So I return the favour to the mother in front.
“I know,” she says. “The other one is in my bag. He keeps kicking it off.”
“I understand,” I say. “I’m a granny.”
She shoots me a distrustful look and turns her back. I might be imagining this but I think I hear the word “busybody”.
On the plane, I find myself sitting next to a retired grandad who’s just been out to Spain to have a break with his grandchildren. At first I don’t really want to talk because I’d intended to write. But it seems rude so we fall into conversation. It turns out that his wife has Parkinsons and he is her full-time carer. This is his first break for some time.
“The grandchildren have saved her,” he says. “She loves helping them research their projects for homework.”
My heart does a little warm flip. With all the bad news in the world at the moment, it’s lovely to hear stories like this.
We don’t land until after midnight. But the first thing I do in the morning is to cycle round to little Millie and George. There’s no sign of the hand, foot and mouth now. Apparently it might have been a virus rash from a cold.
“I’ve got you a present,” I say.
My daughter groans. “Mum! I told you not to bother.”
But Millie is already opening the tiny box. “It’s beautiful,” she says.
It’s a small shell, no bigger than her finger nail.
George puts his hand out to grab it.
“No,” says Rose crossly. “It’s mine.”
Oh oh. Looks like I might have started an argument here. Perhaps I should have stayed in Spain…

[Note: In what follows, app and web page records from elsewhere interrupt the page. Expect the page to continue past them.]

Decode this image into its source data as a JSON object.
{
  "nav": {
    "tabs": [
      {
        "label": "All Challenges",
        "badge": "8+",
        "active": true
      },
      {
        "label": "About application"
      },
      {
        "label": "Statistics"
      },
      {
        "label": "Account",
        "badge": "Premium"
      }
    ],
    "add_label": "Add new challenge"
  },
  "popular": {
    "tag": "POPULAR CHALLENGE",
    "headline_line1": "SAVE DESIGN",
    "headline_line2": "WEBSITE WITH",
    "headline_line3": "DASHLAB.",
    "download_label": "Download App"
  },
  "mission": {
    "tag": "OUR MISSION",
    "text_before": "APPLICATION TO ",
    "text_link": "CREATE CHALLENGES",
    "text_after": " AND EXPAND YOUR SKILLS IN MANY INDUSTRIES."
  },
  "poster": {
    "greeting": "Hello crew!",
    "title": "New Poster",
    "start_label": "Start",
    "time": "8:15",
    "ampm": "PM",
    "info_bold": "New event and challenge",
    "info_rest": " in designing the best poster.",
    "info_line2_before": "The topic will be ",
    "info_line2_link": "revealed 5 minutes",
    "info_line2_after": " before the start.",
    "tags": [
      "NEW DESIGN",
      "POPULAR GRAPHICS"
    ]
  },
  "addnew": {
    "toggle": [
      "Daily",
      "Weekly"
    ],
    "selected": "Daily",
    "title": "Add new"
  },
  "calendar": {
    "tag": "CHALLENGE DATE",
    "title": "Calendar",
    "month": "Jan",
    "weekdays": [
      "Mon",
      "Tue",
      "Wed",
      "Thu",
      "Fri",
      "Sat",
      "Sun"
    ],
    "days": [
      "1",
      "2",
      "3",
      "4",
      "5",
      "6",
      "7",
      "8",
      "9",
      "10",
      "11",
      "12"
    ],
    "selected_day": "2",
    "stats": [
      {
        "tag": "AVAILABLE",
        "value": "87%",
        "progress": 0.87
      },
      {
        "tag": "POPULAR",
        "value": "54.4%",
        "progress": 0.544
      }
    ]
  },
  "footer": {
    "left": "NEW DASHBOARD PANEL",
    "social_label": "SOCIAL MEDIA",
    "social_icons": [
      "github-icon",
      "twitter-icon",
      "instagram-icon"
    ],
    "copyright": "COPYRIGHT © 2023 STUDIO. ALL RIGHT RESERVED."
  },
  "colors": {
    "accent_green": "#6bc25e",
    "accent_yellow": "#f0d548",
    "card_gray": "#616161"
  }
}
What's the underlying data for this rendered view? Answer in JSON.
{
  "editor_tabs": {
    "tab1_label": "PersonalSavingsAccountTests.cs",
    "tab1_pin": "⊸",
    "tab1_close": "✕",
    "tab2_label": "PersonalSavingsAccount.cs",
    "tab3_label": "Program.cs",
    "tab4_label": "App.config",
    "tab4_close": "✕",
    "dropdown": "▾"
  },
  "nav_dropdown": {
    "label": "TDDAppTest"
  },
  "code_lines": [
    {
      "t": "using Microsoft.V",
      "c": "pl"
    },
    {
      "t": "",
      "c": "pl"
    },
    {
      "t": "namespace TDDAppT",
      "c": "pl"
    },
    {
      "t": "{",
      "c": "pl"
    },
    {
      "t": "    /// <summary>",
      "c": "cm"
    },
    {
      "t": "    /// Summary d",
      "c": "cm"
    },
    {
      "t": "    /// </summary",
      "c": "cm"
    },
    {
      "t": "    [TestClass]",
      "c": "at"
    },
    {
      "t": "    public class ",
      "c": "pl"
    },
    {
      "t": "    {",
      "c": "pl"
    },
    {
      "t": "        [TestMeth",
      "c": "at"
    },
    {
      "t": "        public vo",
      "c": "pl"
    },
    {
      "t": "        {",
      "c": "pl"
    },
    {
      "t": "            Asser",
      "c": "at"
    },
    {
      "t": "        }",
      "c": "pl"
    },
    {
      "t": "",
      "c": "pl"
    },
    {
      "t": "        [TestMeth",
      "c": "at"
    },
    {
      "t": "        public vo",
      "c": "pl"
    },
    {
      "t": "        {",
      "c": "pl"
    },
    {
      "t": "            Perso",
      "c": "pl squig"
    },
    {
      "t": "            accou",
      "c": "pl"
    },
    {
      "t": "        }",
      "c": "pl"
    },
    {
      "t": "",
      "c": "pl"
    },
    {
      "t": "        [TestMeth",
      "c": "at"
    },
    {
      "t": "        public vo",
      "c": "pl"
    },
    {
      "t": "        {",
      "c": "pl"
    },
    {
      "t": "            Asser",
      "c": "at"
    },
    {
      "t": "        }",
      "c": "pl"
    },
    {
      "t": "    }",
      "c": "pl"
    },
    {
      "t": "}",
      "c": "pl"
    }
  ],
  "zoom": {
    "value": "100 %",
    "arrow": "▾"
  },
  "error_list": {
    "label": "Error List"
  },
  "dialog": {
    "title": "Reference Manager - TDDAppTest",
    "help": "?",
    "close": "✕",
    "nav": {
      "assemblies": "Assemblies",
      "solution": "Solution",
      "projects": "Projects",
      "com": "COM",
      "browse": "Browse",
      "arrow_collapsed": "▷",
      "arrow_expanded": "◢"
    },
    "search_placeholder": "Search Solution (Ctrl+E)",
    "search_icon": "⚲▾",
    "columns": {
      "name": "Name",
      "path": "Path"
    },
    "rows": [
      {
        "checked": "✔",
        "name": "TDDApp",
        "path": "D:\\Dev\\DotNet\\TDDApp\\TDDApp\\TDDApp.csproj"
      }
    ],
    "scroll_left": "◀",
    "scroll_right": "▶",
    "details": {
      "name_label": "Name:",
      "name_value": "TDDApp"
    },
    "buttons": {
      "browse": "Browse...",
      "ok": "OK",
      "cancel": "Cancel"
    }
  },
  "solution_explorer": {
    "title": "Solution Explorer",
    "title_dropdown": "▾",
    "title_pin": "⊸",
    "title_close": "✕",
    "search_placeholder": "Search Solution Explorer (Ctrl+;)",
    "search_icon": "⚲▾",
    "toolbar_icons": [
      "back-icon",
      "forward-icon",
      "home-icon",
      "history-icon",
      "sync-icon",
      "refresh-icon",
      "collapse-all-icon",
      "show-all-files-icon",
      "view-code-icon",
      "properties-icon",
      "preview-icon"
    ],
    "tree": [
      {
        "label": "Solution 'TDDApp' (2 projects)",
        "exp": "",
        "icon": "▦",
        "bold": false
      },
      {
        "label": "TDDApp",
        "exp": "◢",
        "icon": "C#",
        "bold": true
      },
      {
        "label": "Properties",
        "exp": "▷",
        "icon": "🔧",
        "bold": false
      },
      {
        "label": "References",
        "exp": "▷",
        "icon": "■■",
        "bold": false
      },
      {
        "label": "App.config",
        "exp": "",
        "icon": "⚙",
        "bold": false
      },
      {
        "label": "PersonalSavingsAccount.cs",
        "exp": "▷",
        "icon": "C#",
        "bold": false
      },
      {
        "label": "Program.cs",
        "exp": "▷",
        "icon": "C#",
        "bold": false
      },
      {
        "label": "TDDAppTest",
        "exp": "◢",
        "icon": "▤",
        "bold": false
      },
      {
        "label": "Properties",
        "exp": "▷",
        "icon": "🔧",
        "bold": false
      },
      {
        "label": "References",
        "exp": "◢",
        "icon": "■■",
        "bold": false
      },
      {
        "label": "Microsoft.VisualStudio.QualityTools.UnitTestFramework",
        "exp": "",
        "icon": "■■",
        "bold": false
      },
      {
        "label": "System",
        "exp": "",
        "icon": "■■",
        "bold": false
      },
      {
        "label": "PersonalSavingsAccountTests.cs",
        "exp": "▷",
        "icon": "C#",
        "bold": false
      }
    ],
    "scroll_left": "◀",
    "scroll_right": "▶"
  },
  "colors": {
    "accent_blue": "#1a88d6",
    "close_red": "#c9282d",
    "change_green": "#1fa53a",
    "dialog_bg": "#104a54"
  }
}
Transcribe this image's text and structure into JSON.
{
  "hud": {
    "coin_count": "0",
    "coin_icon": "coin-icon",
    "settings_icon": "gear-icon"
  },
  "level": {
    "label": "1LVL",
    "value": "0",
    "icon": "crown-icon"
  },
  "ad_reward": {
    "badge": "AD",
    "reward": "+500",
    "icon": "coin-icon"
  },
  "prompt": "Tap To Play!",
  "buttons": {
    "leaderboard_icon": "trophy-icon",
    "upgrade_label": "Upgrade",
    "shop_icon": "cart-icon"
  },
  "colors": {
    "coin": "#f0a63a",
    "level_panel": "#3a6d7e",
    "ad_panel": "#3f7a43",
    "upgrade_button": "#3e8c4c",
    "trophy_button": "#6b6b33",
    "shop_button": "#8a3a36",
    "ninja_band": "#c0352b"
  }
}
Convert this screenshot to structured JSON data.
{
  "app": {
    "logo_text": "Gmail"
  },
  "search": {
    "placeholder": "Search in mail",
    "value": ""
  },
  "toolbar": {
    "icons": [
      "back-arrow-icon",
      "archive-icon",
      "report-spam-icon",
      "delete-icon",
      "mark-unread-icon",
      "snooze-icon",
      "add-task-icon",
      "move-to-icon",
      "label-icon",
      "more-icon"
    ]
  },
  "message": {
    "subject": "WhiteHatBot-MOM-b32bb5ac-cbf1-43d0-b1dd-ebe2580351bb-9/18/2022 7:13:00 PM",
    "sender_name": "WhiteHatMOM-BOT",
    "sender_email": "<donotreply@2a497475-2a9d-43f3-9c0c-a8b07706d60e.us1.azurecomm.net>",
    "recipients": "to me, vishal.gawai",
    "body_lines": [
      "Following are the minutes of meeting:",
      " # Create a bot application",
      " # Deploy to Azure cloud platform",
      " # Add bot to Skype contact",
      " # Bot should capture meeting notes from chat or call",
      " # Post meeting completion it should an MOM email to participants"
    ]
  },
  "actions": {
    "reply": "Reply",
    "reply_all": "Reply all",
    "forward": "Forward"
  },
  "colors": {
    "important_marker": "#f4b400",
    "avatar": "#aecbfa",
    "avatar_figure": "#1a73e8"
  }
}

I Looked Away by Jane Corry is published by Penguin Viking. To buy, go to https://amzn.to/2Lq2rew and https://www.hive.co.uk/Product/Jane-Corry/I-Looked-Away/23635139